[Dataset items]
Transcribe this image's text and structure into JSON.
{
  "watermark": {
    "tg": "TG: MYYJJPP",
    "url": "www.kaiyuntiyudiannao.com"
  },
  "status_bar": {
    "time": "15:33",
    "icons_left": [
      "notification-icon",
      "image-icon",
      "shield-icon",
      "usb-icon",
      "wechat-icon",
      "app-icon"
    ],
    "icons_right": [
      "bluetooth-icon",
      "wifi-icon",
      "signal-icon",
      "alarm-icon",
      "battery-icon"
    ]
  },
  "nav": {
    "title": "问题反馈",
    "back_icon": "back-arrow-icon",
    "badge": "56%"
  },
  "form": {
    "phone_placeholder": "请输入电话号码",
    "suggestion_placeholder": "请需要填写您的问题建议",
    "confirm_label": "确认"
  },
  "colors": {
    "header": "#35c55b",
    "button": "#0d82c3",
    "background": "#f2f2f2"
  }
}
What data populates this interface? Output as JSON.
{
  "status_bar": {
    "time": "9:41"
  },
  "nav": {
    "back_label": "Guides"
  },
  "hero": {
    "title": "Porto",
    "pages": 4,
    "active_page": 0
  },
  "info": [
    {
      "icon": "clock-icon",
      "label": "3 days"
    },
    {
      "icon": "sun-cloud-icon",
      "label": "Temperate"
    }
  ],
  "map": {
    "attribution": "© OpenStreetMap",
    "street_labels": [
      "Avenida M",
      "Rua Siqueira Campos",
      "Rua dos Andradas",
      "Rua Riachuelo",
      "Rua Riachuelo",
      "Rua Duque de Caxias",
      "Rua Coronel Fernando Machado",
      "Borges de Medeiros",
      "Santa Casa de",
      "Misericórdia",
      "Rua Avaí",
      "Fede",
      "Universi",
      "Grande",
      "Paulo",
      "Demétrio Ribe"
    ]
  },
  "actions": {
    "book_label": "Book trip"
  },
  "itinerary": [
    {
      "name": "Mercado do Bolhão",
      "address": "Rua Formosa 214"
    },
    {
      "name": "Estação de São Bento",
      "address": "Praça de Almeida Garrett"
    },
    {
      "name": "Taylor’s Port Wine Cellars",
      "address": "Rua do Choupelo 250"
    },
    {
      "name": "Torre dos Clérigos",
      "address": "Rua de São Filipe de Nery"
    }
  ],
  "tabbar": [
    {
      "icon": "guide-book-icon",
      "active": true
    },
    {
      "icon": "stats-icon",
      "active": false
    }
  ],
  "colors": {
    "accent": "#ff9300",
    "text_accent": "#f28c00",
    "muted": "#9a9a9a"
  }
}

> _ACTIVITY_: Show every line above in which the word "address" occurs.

> _ANSWER TO THIS EXERCISE_:
      "address": "Rua Formosa 214"
      "address": "Praça de Almeida Garrett"
      "address": "Rua do Choupelo 250"
      "address": "Rua de São Filipe de Nery"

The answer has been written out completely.